(Source records)

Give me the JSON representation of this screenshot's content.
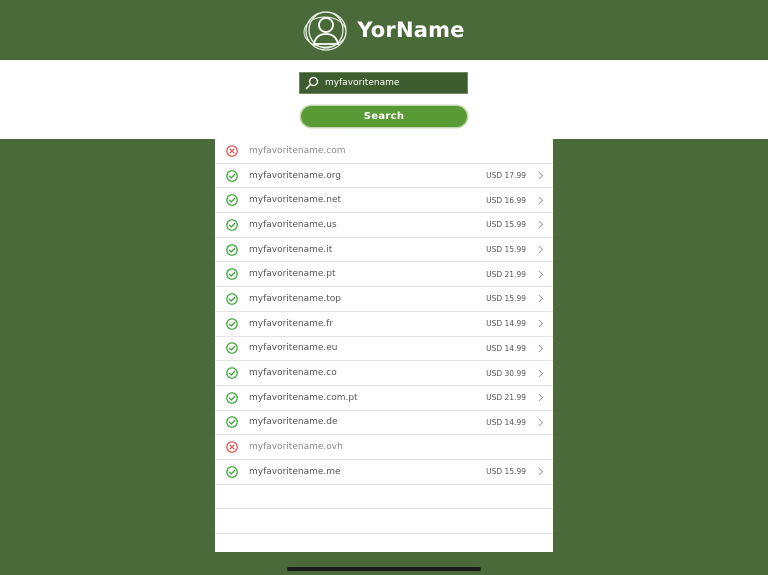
{
  "header": {
    "brand": "YorName",
    "logo_icon": "person-circle-logo-icon",
    "background": "#4a6b39"
  },
  "search": {
    "query": "myfavoritename",
    "button_label": "Search",
    "icon": "search-icon"
  },
  "results": [
    {
      "domain": "myfavoritename.com",
      "available": false,
      "price": ""
    },
    {
      "domain": "myfavoritename.org",
      "available": true,
      "price": "USD 17.99"
    },
    {
      "domain": "myfavoritename.net",
      "available": true,
      "price": "USD 16.99"
    },
    {
      "domain": "myfavoritename.us",
      "available": true,
      "price": "USD 15.99"
    },
    {
      "domain": "myfavoritename.it",
      "available": true,
      "price": "USD 15.99"
    },
    {
      "domain": "myfavoritename.pt",
      "available": true,
      "price": "USD 21.99"
    },
    {
      "domain": "myfavoritename.top",
      "available": true,
      "price": "USD 15.99"
    },
    {
      "domain": "myfavoritename.fr",
      "available": true,
      "price": "USD 14.99"
    },
    {
      "domain": "myfavoritename.eu",
      "available": true,
      "price": "USD 14.99"
    },
    {
      "domain": "myfavoritename.co",
      "available": true,
      "price": "USD 30.99"
    },
    {
      "domain": "myfavoritename.com.pt",
      "available": true,
      "price": "USD 21.99"
    },
    {
      "domain": "myfavoritename.de",
      "available": true,
      "price": "USD 14.99"
    },
    {
      "domain": "myfavoritename.ovh",
      "available": false,
      "price": ""
    },
    {
      "domain": "myfavoritename.me",
      "available": true,
      "price": "USD 15.99"
    }
  ],
  "colors": {
    "available": "#3aa13a",
    "unavailable": "#d9534f",
    "button": "#5a9a35"
  }
}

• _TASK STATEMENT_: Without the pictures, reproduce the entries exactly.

• _WRITTEN RESPONSE_:
Give me the JSON representation of this screenshot's content.
{
  "header": {
    "brand": "YorName",
    "logo_icon": "person-circle-logo-icon",
    "background": "#4a6b39"
  },
  "search": {
    "query": "myfavoritename",
    "button_label": "Search",
    "icon": "search-icon"
  },
  "results": [
    {
      "domain": "myfavoritename.com",
      "available": false,
      "price": ""
    },
    {
      "domain": "myfavoritename.org",
      "available": true,
      "price": "USD 17.99"
    },
    {
      "domain": "myfavoritename.net",
      "available": true,
      "price": "USD 16.99"
    },
    {
      "domain": "myfavoritename.us",
      "available": true,
      "price": "USD 15.99"
    },
    {
      "domain": "myfavoritename.it",
      "available": true,
      "price": "USD 15.99"
    },
    {
      "domain": "myfavoritename.pt",
      "available": true,
      "price": "USD 21.99"
    },
    {
      "domain": "myfavoritename.top",
      "available": true,
      "price": "USD 15.99"
    },
    {
      "domain": "myfavoritename.fr",
      "available": true,
      "price": "USD 14.99"
    },
    {
      "domain": "myfavoritename.eu",
      "available": true,
      "price": "USD 14.99"
    },
    {
      "domain": "myfavoritename.co",
      "available": true,
      "price": "USD 30.99"
    },
    {
      "domain": "myfavoritename.com.pt",
      "available": true,
      "price": "USD 21.99"
    },
    {
      "domain": "myfavoritename.de",
      "available": true,
      "price": "USD 14.99"
    },
    {
      "domain": "myfavoritename.ovh",
      "available": false,
      "price": ""
    },
    {
      "domain": "myfavoritename.me",
      "available": true,
      "price": "USD 15.99"
    }
  ],
  "colors": {
    "available": "#3aa13a",
    "unavailable": "#d9534f",
    "button": "#5a9a35"
  }
}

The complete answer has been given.